DESCRIPTION OF THE TASK
Every line below needs to be reproduced exactly.

Items from an interface collection
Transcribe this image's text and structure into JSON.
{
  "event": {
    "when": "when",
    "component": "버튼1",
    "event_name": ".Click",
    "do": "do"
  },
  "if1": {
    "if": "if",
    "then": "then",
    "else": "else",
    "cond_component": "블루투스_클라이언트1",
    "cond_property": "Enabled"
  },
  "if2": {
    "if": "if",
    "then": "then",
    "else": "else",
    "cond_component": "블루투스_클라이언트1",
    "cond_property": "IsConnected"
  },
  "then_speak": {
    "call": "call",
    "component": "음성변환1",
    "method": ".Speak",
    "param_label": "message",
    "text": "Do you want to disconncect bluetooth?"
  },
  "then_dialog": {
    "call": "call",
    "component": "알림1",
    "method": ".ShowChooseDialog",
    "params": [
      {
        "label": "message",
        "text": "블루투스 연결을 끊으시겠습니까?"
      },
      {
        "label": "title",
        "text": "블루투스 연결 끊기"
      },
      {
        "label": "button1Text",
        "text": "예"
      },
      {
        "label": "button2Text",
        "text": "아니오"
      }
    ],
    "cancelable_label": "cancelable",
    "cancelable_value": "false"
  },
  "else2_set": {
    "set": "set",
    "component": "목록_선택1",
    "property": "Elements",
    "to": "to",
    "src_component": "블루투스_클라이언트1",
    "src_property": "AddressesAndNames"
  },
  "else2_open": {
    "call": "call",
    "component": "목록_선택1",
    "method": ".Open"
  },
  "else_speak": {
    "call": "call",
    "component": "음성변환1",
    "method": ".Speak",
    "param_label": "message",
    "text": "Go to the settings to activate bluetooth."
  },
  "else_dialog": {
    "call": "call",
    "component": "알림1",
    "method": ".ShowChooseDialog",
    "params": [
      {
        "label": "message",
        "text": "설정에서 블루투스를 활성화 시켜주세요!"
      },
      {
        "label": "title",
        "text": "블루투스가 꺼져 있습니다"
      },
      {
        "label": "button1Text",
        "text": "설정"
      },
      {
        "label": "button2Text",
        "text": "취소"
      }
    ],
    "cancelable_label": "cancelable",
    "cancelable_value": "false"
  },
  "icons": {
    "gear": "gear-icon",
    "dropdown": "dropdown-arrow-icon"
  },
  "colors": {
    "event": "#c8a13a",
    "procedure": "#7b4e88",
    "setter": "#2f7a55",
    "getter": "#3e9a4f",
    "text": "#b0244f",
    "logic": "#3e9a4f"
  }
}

SOLUTION TO THIS EXERCISE
Transcribe this image's text and structure into JSON.
{
  "event": {
    "when": "when",
    "component": "버튼1",
    "event_name": ".Click",
    "do": "do"
  },
  "if1": {
    "if": "if",
    "then": "then",
    "else": "else",
    "cond_component": "블루투스_클라이언트1",
    "cond_property": "Enabled"
  },
  "if2": {
    "if": "if",
    "then": "then",
    "else": "else",
    "cond_component": "블루투스_클라이언트1",
    "cond_property": "IsConnected"
  },
  "then_speak": {
    "call": "call",
    "component": "음성변환1",
    "method": ".Speak",
    "param_label": "message",
    "text": "Do you want to disconncect bluetooth?"
  },
  "then_dialog": {
    "call": "call",
    "component": "알림1",
    "method": ".ShowChooseDialog",
    "params": [
      {
        "label": "message",
        "text": "블루투스 연결을 끊으시겠습니까?"
      },
      {
        "label": "title",
        "text": "블루투스 연결 끊기"
      },
      {
        "label": "button1Text",
        "text": "예"
      },
      {
        "label": "button2Text",
        "text": "아니오"
      }
    ],
    "cancelable_label": "cancelable",
    "cancelable_value": "false"
  },
  "else2_set": {
    "set": "set",
    "component": "목록_선택1",
    "property": "Elements",
    "to": "to",
    "src_component": "블루투스_클라이언트1",
    "src_property": "AddressesAndNames"
  },
  "else2_open": {
    "call": "call",
    "component": "목록_선택1",
    "method": ".Open"
  },
  "else_speak": {
    "call": "call",
    "component": "음성변환1",
    "method": ".Speak",
    "param_label": "message",
    "text": "Go to the settings to activate bluetooth."
  },
  "else_dialog": {
    "call": "call",
    "component": "알림1",
    "method": ".ShowChooseDialog",
    "params": [
      {
        "label": "message",
        "text": "설정에서 블루투스를 활성화 시켜주세요!"
      },
      {
        "label": "title",
        "text": "블루투스가 꺼져 있습니다"
      },
      {
        "label": "button1Text",
        "text": "설정"
      },
      {
        "label": "button2Text",
        "text": "취소"
      }
    ],
    "cancelable_label": "cancelable",
    "cancelable_value": "false"
  },
  "icons": {
    "gear": "gear-icon",
    "dropdown": "dropdown-arrow-icon"
  },
  "colors": {
    "event": "#c8a13a",
    "procedure": "#7b4e88",
    "setter": "#2f7a55",
    "getter": "#3e9a4f",
    "text": "#b0244f",
    "logic": "#3e9a4f"
  }
}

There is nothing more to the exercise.